Nearly all property acquired by either party during the course of a marriage, regardless of whose name it is titled in, becomes marital property and is subject to equitable distribution by the Court. Additionally, the increase in value of any property owned by either party prior to the marriage is also marital property. So for example, if one party owns a house prior to marriage and then the divorce process begins ten years later any increase in the value of the house from the beginning of the marriage to the date of separation is marital property.
The only way to protect pre-marital property is with a pre-nuptial agreement, signed well in advance of the date of marriage. A pre-nuptial agreement can contain a variety of terms to protect both pre-marital and marital property and can set out the terms as to how a divorce should proceed if necessary.

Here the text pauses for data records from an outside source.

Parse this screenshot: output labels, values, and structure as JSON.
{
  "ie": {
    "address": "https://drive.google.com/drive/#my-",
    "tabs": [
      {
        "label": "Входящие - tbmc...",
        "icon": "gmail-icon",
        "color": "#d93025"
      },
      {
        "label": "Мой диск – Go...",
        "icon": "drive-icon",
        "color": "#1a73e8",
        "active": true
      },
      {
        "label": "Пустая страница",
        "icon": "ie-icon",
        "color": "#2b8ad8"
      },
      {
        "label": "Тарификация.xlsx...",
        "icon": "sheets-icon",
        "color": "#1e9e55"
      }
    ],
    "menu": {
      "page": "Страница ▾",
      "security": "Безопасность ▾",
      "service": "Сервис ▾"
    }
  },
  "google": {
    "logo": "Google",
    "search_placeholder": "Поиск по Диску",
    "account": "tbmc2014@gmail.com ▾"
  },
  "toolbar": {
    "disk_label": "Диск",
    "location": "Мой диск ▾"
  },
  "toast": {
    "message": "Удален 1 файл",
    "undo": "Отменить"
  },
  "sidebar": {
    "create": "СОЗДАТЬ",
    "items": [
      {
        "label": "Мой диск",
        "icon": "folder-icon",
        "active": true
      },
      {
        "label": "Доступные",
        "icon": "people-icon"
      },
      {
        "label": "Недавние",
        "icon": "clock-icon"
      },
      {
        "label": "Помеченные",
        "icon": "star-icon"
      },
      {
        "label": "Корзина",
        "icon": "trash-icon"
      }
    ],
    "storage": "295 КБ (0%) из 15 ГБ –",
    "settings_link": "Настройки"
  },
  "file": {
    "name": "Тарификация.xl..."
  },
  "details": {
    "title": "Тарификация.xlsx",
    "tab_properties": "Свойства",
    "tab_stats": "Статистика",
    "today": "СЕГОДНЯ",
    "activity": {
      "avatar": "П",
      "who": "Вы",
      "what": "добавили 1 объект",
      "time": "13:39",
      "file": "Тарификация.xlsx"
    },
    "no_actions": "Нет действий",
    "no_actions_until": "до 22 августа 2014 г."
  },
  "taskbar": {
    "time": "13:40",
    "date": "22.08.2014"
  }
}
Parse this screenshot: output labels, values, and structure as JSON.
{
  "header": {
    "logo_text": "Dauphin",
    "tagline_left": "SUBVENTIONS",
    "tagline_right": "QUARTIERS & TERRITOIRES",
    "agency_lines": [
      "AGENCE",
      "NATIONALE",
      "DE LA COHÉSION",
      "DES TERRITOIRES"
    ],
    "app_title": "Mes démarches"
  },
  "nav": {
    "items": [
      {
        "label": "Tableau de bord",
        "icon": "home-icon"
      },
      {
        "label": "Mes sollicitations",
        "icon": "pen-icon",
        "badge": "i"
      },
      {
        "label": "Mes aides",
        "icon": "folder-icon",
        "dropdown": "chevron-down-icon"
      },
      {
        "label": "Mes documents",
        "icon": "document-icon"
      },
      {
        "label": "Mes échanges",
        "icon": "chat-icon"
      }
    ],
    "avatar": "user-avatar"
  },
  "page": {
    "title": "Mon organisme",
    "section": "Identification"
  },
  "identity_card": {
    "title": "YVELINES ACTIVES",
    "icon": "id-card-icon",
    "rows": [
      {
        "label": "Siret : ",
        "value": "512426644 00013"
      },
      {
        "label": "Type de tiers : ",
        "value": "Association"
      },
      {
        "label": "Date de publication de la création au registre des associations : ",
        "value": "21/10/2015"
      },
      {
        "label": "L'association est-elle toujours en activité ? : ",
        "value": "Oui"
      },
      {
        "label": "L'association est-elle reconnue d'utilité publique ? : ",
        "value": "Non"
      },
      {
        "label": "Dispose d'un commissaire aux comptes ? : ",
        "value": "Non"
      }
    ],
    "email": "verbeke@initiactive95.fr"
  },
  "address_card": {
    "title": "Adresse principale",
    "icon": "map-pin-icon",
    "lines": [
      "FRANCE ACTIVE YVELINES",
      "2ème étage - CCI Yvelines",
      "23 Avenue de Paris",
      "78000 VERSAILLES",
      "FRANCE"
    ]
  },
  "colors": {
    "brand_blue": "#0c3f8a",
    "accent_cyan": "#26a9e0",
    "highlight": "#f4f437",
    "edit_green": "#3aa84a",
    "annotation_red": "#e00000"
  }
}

The complication of children can have significant consequences on a pre-nuptial agreement and matters such as custody or child support often cannot be specified in such an agreement.